• _Required work_: How many lines in the records below include "JSON"? Answer with the number only.

Data about app and page elements
╭──
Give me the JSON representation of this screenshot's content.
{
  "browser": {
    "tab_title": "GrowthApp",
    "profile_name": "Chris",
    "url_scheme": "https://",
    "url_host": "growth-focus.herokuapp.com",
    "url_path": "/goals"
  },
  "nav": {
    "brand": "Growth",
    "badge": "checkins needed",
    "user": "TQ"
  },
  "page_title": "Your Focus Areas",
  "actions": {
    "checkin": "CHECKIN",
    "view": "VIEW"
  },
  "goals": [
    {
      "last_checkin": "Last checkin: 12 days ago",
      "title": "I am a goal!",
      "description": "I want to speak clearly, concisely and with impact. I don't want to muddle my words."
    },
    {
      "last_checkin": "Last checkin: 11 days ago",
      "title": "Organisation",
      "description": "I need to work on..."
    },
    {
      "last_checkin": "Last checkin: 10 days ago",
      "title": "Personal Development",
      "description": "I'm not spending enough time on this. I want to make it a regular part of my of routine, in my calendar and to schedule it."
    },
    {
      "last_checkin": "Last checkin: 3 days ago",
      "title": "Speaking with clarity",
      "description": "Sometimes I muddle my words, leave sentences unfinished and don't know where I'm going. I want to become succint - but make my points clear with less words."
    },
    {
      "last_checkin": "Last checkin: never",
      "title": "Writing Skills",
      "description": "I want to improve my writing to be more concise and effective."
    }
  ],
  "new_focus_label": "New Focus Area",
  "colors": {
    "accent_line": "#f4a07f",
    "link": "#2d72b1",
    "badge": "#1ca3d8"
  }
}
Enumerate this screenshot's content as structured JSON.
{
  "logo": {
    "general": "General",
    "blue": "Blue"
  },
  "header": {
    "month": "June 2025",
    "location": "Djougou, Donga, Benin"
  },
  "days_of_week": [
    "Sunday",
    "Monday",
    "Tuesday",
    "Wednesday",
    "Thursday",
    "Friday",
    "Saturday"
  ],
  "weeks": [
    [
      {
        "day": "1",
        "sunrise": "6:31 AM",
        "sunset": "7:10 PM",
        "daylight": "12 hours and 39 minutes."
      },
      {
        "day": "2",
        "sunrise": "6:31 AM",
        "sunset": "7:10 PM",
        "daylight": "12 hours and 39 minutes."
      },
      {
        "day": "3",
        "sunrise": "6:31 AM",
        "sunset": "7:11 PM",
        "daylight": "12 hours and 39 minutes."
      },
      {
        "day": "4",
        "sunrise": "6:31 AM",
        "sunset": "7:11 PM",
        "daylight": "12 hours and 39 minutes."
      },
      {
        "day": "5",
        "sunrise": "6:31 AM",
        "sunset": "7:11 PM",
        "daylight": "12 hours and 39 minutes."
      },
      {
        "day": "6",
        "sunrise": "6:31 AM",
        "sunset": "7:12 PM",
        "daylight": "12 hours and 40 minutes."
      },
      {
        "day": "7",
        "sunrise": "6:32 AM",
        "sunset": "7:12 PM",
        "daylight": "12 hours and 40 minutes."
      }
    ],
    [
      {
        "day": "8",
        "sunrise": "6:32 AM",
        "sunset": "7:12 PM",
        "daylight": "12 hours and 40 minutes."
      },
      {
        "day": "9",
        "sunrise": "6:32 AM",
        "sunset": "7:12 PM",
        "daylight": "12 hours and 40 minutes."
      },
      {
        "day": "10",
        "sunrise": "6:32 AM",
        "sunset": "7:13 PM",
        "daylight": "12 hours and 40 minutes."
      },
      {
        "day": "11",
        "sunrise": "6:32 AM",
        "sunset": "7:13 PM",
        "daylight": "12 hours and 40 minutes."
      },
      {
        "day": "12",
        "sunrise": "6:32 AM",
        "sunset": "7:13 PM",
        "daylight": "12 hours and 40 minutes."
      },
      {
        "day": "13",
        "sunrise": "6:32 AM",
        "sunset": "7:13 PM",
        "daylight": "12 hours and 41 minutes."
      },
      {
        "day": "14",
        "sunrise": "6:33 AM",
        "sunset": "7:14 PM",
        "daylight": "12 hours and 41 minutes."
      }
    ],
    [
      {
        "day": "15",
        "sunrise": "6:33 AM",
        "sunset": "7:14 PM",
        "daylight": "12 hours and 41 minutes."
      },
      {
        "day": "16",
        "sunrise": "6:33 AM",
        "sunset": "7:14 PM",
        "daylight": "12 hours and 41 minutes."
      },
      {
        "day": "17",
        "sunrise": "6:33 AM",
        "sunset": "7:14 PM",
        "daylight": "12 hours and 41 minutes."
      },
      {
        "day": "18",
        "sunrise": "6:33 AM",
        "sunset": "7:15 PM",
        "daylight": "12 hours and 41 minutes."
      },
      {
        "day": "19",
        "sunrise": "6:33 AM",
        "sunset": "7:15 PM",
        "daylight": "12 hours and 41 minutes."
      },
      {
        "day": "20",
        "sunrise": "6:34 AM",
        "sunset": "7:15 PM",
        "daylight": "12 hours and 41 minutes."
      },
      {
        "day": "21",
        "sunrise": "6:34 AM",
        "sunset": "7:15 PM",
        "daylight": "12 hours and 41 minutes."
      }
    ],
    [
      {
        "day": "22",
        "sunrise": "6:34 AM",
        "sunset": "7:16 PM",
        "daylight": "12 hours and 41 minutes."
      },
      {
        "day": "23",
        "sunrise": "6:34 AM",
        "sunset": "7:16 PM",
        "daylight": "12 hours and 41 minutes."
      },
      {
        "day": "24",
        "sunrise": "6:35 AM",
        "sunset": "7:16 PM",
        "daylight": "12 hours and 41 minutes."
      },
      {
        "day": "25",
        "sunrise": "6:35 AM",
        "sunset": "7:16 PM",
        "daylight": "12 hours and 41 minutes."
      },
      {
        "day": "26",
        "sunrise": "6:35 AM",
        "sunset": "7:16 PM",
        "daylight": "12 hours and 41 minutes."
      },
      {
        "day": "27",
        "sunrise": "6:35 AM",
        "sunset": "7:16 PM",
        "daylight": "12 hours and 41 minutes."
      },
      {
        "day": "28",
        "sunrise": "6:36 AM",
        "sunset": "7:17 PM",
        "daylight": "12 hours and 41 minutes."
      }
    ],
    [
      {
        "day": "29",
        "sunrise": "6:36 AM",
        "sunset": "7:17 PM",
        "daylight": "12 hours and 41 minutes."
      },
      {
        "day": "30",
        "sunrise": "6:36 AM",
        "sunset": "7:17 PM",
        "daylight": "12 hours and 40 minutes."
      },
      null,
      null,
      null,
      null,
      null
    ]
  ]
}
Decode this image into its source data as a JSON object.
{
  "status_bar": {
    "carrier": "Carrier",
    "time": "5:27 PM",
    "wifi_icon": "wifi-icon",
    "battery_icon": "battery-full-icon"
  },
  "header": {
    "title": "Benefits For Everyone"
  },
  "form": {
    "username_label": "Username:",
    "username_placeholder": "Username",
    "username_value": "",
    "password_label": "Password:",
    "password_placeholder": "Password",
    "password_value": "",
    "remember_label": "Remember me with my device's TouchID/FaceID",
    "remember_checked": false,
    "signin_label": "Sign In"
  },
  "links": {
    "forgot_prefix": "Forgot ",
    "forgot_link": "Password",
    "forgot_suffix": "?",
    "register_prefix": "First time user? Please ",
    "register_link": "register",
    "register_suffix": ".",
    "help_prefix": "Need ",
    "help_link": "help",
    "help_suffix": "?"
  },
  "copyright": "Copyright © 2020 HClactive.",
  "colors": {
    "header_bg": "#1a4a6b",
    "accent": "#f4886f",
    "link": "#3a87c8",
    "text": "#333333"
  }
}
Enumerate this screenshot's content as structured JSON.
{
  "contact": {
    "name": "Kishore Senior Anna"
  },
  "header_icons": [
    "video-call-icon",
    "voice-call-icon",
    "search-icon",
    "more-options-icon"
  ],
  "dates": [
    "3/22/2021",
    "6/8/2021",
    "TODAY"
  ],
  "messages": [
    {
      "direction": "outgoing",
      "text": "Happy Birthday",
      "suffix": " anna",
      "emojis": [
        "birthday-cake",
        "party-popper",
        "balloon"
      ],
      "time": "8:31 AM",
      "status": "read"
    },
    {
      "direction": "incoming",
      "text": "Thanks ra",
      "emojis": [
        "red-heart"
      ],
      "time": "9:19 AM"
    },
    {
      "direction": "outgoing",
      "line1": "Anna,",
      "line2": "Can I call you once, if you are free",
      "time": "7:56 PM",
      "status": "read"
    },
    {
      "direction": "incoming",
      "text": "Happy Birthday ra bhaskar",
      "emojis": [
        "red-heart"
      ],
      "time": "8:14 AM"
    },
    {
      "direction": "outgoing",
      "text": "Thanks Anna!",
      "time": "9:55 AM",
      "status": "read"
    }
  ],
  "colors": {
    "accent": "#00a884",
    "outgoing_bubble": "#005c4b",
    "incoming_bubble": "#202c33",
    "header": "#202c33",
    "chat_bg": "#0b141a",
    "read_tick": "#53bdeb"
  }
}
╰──
• _Response to this exercise_: 4